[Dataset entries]

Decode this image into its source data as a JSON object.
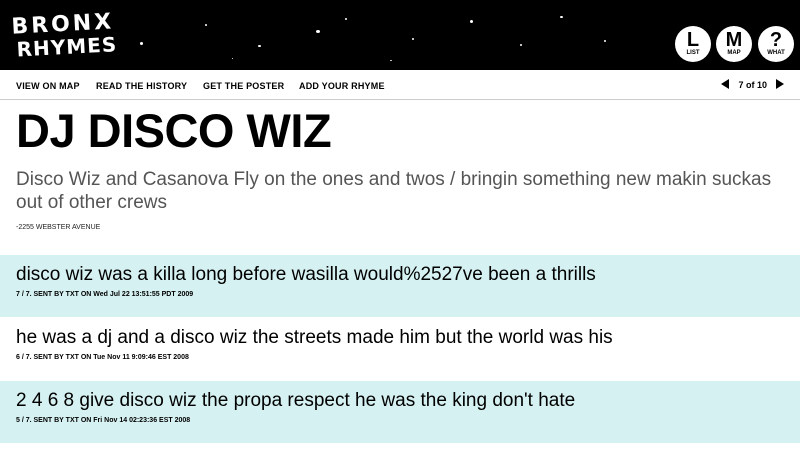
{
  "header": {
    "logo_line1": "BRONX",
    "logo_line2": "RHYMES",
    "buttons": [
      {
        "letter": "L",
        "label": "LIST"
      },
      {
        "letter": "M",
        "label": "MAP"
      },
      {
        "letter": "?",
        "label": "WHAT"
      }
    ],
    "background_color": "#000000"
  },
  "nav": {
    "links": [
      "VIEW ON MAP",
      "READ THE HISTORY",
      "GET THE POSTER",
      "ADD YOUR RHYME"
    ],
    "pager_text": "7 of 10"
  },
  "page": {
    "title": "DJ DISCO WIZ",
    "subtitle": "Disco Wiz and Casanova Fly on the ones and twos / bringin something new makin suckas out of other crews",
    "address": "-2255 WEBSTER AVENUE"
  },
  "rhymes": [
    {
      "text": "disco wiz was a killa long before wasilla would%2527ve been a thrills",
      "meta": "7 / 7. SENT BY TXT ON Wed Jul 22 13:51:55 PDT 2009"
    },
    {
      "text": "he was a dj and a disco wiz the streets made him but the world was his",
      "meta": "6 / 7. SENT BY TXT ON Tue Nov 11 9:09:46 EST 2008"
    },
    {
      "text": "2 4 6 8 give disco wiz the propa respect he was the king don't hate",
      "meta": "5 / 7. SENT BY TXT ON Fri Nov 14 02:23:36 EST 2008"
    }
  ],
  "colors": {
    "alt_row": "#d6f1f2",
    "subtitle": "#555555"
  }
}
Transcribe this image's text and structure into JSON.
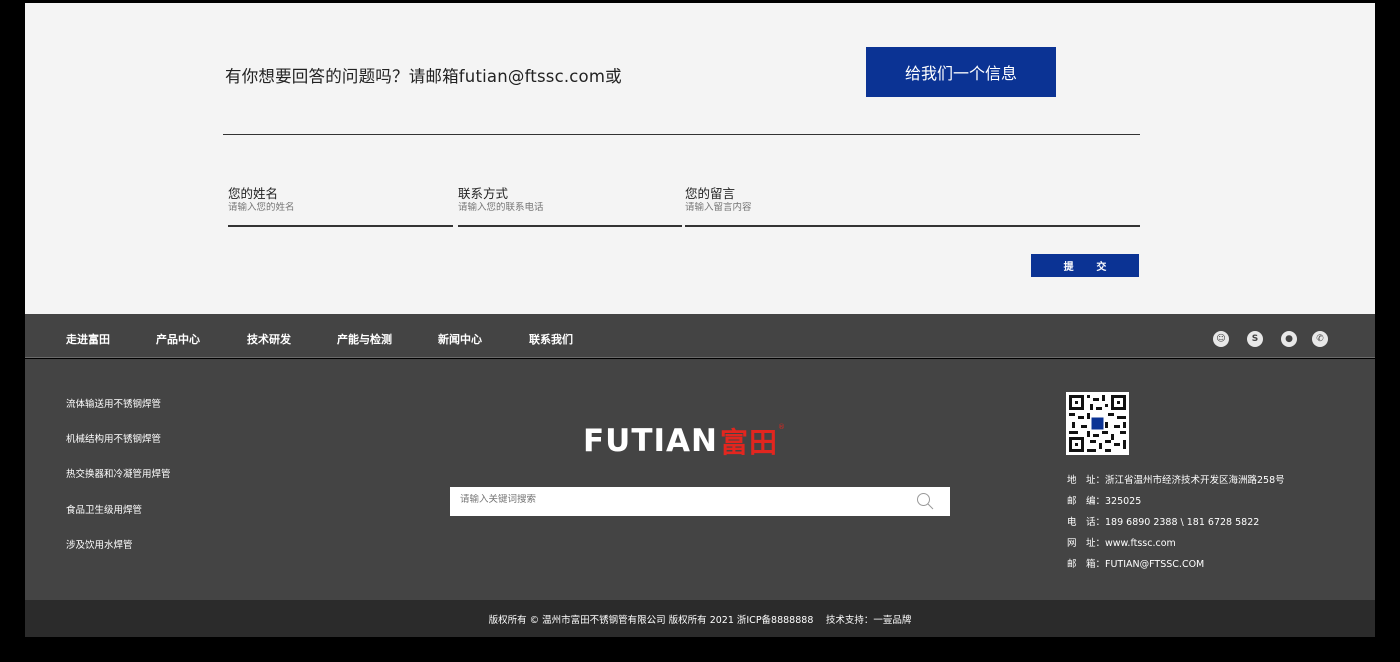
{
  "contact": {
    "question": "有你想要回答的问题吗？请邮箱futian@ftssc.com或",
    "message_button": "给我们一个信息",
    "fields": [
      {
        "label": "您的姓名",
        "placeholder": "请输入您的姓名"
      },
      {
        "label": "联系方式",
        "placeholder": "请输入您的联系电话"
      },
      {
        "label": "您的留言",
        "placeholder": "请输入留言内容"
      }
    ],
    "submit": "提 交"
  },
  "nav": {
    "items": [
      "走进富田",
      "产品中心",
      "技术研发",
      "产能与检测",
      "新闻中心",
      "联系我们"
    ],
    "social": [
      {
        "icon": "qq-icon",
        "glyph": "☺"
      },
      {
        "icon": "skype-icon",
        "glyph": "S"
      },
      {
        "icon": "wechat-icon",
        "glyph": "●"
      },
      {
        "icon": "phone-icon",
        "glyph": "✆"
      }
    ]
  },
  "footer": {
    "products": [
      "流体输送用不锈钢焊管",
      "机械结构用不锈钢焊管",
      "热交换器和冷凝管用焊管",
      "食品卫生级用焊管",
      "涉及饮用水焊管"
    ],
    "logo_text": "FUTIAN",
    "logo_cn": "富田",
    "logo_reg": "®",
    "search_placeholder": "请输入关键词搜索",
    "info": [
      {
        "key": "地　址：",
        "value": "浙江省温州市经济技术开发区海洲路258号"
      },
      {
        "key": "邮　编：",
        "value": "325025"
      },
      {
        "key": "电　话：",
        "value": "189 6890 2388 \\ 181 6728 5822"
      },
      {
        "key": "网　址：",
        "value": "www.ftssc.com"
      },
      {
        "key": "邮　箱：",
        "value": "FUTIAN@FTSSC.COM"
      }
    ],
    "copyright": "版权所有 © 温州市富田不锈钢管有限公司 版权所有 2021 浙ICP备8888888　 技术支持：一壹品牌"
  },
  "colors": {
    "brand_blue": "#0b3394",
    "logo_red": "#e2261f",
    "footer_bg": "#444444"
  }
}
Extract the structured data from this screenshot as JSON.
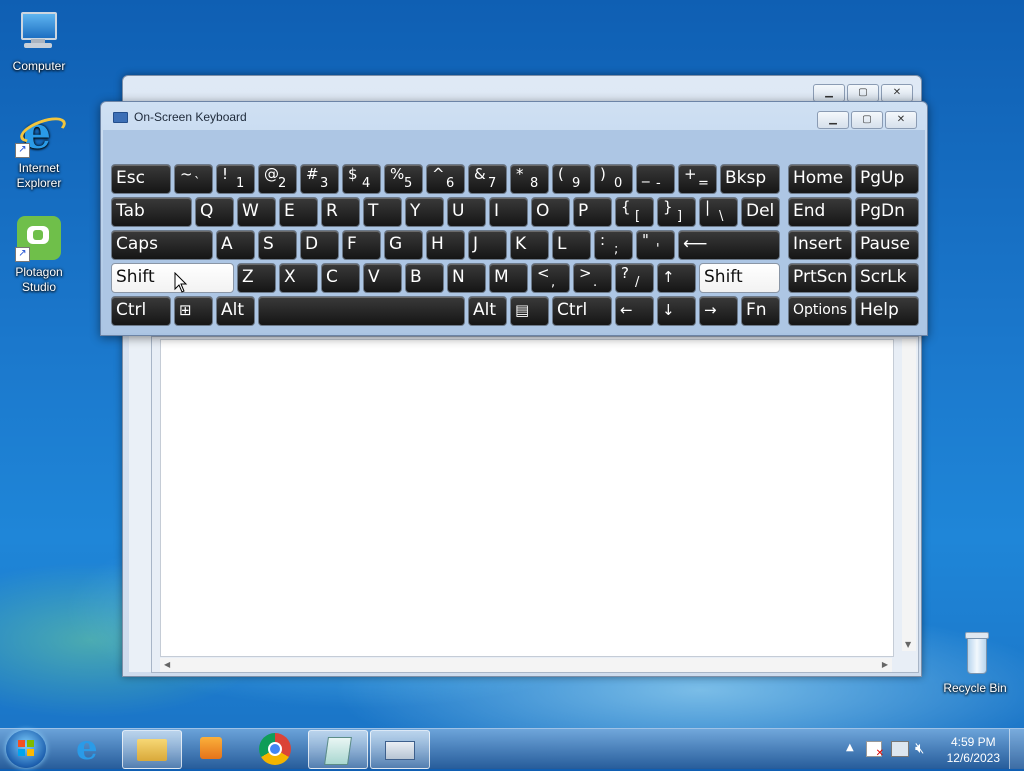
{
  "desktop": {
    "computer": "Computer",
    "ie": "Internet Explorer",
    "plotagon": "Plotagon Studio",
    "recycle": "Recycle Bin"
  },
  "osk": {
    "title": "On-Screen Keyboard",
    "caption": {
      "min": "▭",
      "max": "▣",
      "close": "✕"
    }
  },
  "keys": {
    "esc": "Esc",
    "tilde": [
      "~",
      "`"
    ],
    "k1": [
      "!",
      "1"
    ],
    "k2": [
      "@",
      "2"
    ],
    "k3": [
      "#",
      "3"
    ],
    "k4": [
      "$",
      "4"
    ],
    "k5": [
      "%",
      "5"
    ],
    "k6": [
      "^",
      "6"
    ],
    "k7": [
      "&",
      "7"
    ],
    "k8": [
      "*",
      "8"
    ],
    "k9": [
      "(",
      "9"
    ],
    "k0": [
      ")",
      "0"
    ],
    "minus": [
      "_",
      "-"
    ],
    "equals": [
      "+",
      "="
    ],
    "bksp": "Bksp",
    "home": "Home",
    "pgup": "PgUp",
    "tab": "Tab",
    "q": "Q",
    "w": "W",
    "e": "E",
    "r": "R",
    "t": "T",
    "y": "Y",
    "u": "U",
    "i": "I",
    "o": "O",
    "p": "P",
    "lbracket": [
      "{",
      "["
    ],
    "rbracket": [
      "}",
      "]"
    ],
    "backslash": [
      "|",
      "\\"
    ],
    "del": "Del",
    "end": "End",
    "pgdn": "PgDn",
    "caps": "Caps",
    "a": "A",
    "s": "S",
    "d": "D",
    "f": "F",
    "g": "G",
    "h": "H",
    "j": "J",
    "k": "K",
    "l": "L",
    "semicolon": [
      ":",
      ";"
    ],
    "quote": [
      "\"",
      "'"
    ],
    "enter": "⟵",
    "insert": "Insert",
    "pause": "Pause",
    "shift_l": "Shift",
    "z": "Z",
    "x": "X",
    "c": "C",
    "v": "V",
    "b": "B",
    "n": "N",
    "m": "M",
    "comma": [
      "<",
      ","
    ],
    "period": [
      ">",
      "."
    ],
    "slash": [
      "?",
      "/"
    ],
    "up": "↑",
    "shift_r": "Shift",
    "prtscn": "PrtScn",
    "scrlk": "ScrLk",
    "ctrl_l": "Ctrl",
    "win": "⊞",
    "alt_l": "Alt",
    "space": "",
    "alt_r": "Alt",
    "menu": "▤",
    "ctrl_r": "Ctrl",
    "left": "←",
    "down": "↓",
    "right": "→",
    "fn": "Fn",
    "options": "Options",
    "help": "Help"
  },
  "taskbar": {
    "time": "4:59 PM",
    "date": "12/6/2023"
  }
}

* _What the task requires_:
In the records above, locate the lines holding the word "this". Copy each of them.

* _Written solution_:
Decode this image into its source data as a JSON object.
Transcribe this image's text and structure into JSON.
Extract the structured data from this screenshot as JSON.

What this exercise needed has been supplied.